Work item: Everything in the data that follows should be given again verbatim, except the images.

Material provided:
****************
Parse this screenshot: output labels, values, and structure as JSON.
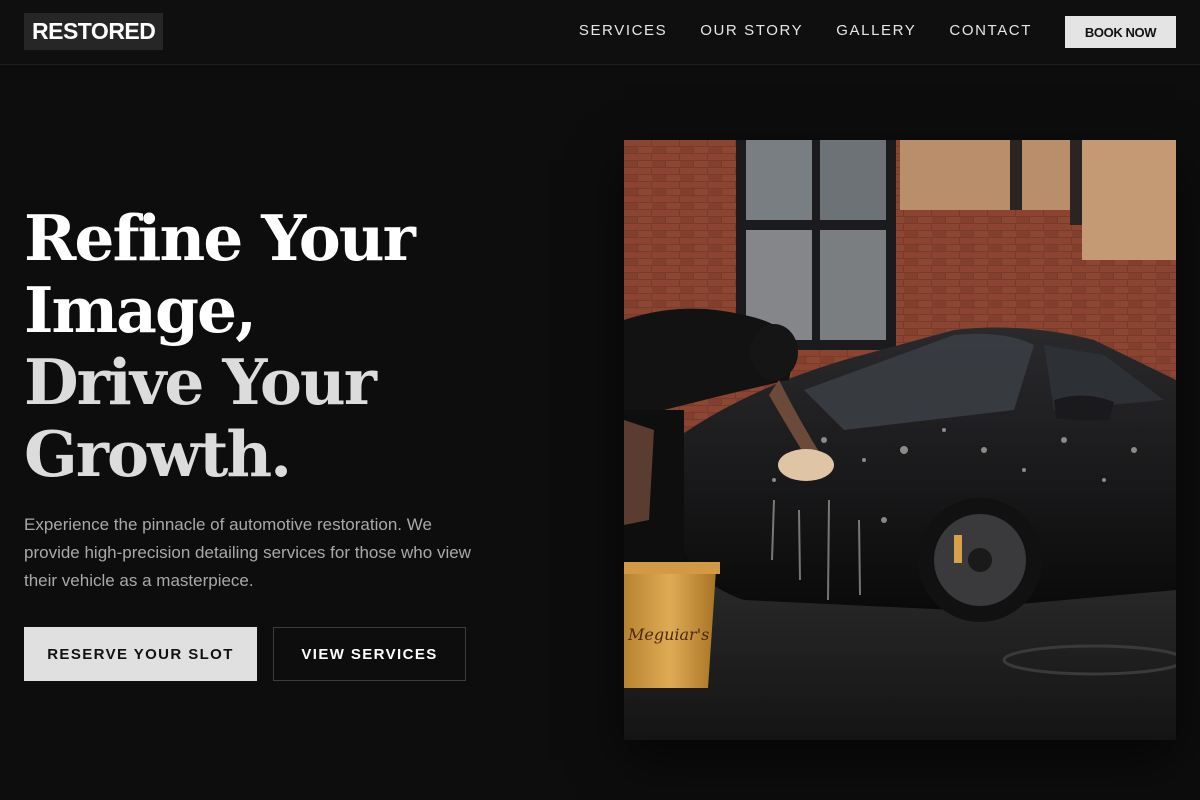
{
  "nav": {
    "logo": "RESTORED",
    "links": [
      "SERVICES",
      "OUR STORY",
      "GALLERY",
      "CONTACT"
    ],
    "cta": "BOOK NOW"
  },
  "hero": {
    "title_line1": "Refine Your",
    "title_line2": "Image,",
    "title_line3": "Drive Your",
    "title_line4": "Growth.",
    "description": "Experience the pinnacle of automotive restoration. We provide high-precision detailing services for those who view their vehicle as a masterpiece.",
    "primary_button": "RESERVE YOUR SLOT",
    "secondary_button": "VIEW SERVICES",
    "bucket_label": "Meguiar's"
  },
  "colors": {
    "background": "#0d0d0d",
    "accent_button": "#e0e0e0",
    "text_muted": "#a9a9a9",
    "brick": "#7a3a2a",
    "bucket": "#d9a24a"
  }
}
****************
Result of this exercise:
Parse this screenshot: output labels, values, and structure as JSON.
{
  "nav": {
    "logo": "RESTORED",
    "links": [
      "SERVICES",
      "OUR STORY",
      "GALLERY",
      "CONTACT"
    ],
    "cta": "BOOK NOW"
  },
  "hero": {
    "title_line1": "Refine Your",
    "title_line2": "Image,",
    "title_line3": "Drive Your",
    "title_line4": "Growth.",
    "description": "Experience the pinnacle of automotive restoration. We provide high-precision detailing services for those who view their vehicle as a masterpiece.",
    "primary_button": "RESERVE YOUR SLOT",
    "secondary_button": "VIEW SERVICES",
    "bucket_label": "Meguiar's"
  },
  "colors": {
    "background": "#0d0d0d",
    "accent_button": "#e0e0e0",
    "text_muted": "#a9a9a9",
    "brick": "#7a3a2a",
    "bucket": "#d9a24a"
  }
}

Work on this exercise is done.